Voter ID laws have also negatively affected Native American voters. On Oct. 10, the Supreme Court upheld a voter ID law in North Dakota after the Native American Rights Fund sued the state in 2016. The law requires voters to bring ID when voting that shows “current residential street address, or other supplemental documentation that provides proof of such an address.” This will disenfranchise around 5,000 Native Americans, who tend to vote Democratic, as many live on reservations in more rural areas and do not have street addresses. The U.S. Postal service does not deliver residential mail to remote areas, so a lot of North Dakota’s Native American tribes use mailing addresses such as P.O. boxes on their IDs. Supplemental documentation, including a bank statement or utility bill, can also be difficult to obtain due to poverty, which has higher rates in the Native American community than the country on a whole.
To give some clarity on how great an effect these 5,000 Native American votes could have in North Dakota, Democratic Senator Heidi Heitkamp, who is running for reelection, won the 2012 Senate election by 3,000 votes. Many of these came from an 80 percent support rate by two counties with sizable Native American reservations.
Up to 78,000 voting-eligible transgender people may also be disenfranchised by strict voter I.D. laws in Alabama, Georgia, Indiana, Kansas, Mississippi, Tennessee, Virginia and Wisconsin as found by the Williams Institute in August 2018. In these eight states, voters must show government-issued photo ID. It is the poll workers’ decision to decide “whether a voter’s identification accurately identifies the voter and matches the information listed in the voter registration rolls.” It can be very expensive to legally change one’s gender on their ID, and the 2015 U.S. Transgender Survey “found that only 11 percent of the nearly 28,000 survey respondents reported that all of their IDs and records listed both their preferred name and gender” and “more than two-thirds (68 percent) of respondents said they did not have a single piece of identification reflective of both their preferred name and gender.”
Voter ID laws are just some of the reasons why people are unable to vote. Maybe someone cannot afford to miss work, as election days are not national holidays. Maybe they have to watch their siblings and cannot make it to the polling place. Maybe they have health conditions that prevent them from voting, mental health issues or live in a place where there is voter intimidation.
Instead of indiscriminately chastising those who do not vote so as to praise yourself for you political “action,” people should reflect on why others may not be able to vote and work to address those issues. Don’t forget that a lot of the people you brag to be voting for may also be those you are inadvertently shaming for not voting.
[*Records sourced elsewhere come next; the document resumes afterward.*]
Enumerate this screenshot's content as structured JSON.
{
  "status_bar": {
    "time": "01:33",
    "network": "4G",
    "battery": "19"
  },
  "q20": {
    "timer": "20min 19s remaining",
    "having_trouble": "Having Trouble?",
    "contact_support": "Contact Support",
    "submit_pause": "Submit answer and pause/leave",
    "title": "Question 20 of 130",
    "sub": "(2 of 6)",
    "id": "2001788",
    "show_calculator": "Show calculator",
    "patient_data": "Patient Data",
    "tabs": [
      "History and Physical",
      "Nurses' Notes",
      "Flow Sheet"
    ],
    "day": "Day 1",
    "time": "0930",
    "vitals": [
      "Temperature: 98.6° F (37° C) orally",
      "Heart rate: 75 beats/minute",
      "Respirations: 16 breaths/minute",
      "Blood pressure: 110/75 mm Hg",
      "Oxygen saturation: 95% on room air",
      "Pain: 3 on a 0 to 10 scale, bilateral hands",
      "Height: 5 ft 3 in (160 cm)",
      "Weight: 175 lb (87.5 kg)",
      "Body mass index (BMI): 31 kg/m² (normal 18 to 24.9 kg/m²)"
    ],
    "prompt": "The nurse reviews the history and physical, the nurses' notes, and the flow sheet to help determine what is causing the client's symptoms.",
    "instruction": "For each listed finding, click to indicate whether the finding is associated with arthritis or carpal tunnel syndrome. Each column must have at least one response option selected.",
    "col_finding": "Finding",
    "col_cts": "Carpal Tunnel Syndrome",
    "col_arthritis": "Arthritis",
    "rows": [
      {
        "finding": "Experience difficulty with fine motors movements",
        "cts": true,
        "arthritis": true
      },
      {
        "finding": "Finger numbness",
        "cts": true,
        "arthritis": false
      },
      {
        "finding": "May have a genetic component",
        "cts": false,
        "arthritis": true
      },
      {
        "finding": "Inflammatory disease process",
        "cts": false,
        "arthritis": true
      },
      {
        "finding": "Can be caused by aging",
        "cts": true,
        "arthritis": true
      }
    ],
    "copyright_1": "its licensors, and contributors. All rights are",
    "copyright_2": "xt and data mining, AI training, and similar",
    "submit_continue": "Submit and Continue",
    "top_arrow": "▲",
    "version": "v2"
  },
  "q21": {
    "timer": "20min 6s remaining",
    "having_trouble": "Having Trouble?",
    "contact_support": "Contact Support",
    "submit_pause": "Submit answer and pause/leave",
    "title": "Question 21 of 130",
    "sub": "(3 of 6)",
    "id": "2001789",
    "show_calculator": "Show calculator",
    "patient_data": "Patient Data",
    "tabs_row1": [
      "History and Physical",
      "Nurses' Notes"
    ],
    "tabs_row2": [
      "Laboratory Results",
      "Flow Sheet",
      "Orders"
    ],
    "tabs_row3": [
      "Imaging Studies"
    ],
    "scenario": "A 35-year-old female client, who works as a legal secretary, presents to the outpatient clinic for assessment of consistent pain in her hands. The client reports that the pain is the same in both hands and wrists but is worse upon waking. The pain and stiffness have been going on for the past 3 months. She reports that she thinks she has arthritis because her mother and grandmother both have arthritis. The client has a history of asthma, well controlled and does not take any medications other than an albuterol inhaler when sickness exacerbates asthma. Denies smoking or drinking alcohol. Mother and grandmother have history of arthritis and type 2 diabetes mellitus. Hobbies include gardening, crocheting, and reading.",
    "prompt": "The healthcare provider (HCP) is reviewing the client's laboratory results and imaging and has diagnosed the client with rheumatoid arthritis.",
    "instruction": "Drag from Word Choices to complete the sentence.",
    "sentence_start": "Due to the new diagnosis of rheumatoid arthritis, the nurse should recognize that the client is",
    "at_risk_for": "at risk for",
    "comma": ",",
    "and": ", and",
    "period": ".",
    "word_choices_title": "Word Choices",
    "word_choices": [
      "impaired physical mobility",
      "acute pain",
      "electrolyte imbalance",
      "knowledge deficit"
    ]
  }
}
Please, please, please vote if you are able to, but be conscious that everyone else may be unable to, and changing the country for the better requires more than voting. There many other ways to get involved, from protests to grassroots campaigns for change to consistently examining your own privileges.
Vote if you can, but don’t stop there.